▸ **EXERCISE INSTRUCTIONS**
Print the records below exactly; all of them are needed.

(Stored entries)
**********

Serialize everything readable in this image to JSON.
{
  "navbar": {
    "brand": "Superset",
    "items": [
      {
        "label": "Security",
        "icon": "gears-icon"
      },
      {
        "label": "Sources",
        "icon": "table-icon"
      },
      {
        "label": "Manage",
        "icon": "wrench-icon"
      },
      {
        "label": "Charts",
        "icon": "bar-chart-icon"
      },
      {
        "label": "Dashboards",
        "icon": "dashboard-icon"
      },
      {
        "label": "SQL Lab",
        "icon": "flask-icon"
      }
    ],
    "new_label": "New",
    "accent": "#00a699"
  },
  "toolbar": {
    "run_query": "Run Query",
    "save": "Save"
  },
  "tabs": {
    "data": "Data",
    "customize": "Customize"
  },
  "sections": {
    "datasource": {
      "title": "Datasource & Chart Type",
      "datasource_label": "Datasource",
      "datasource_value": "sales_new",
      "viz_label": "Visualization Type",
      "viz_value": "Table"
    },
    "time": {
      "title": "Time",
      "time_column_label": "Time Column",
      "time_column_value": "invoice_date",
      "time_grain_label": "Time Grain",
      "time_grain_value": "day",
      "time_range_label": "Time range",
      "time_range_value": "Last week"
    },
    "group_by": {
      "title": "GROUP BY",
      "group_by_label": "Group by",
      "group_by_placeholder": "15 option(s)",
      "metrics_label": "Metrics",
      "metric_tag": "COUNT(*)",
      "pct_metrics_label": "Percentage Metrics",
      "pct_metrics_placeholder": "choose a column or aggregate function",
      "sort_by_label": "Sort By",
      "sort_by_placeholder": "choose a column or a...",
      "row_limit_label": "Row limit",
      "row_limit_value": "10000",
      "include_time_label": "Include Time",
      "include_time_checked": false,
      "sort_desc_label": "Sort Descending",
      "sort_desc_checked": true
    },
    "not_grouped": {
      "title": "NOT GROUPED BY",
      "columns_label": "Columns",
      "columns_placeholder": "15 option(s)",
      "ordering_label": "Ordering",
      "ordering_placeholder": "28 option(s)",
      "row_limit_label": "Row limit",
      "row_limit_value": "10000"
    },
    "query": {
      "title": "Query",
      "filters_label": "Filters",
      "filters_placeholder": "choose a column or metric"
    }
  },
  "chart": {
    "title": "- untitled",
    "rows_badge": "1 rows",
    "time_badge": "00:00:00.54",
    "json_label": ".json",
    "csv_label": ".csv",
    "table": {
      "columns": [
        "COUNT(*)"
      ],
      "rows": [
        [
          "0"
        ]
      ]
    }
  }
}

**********

▸ **SOLUTION TO THE EXERCISE**
Serialize everything readable in this image to JSON.
{
  "navbar": {
    "brand": "Superset",
    "items": [
      {
        "label": "Security",
        "icon": "gears-icon"
      },
      {
        "label": "Sources",
        "icon": "table-icon"
      },
      {
        "label": "Manage",
        "icon": "wrench-icon"
      },
      {
        "label": "Charts",
        "icon": "bar-chart-icon"
      },
      {
        "label": "Dashboards",
        "icon": "dashboard-icon"
      },
      {
        "label": "SQL Lab",
        "icon": "flask-icon"
      }
    ],
    "new_label": "New",
    "accent": "#00a699"
  },
  "toolbar": {
    "run_query": "Run Query",
    "save": "Save"
  },
  "tabs": {
    "data": "Data",
    "customize": "Customize"
  },
  "sections": {
    "datasource": {
      "title": "Datasource & Chart Type",
      "datasource_label": "Datasource",
      "datasource_value": "sales_new",
      "viz_label": "Visualization Type",
      "viz_value": "Table"
    },
    "time": {
      "title": "Time",
      "time_column_label": "Time Column",
      "time_column_value": "invoice_date",
      "time_grain_label": "Time Grain",
      "time_grain_value": "day",
      "time_range_label": "Time range",
      "time_range_value": "Last week"
    },
    "group_by": {
      "title": "GROUP BY",
      "group_by_label": "Group by",
      "group_by_placeholder": "15 option(s)",
      "metrics_label": "Metrics",
      "metric_tag": "COUNT(*)",
      "pct_metrics_label": "Percentage Metrics",
      "pct_metrics_placeholder": "choose a column or aggregate function",
      "sort_by_label": "Sort By",
      "sort_by_placeholder": "choose a column or a...",
      "row_limit_label": "Row limit",
      "row_limit_value": "10000",
      "include_time_label": "Include Time",
      "include_time_checked": false,
      "sort_desc_label": "Sort Descending",
      "sort_desc_checked": true
    },
    "not_grouped": {
      "title": "NOT GROUPED BY",
      "columns_label": "Columns",
      "columns_placeholder": "15 option(s)",
      "ordering_label": "Ordering",
      "ordering_placeholder": "28 option(s)",
      "row_limit_label": "Row limit",
      "row_limit_value": "10000"
    },
    "query": {
      "title": "Query",
      "filters_label": "Filters",
      "filters_placeholder": "choose a column or metric"
    }
  },
  "chart": {
    "title": "- untitled",
    "rows_badge": "1 rows",
    "time_badge": "00:00:00.54",
    "json_label": ".json",
    "csv_label": ".csv",
    "table": {
      "columns": [
        "COUNT(*)"
      ],
      "rows": [
        [
          "0"
        ]
      ]
    }
  }
}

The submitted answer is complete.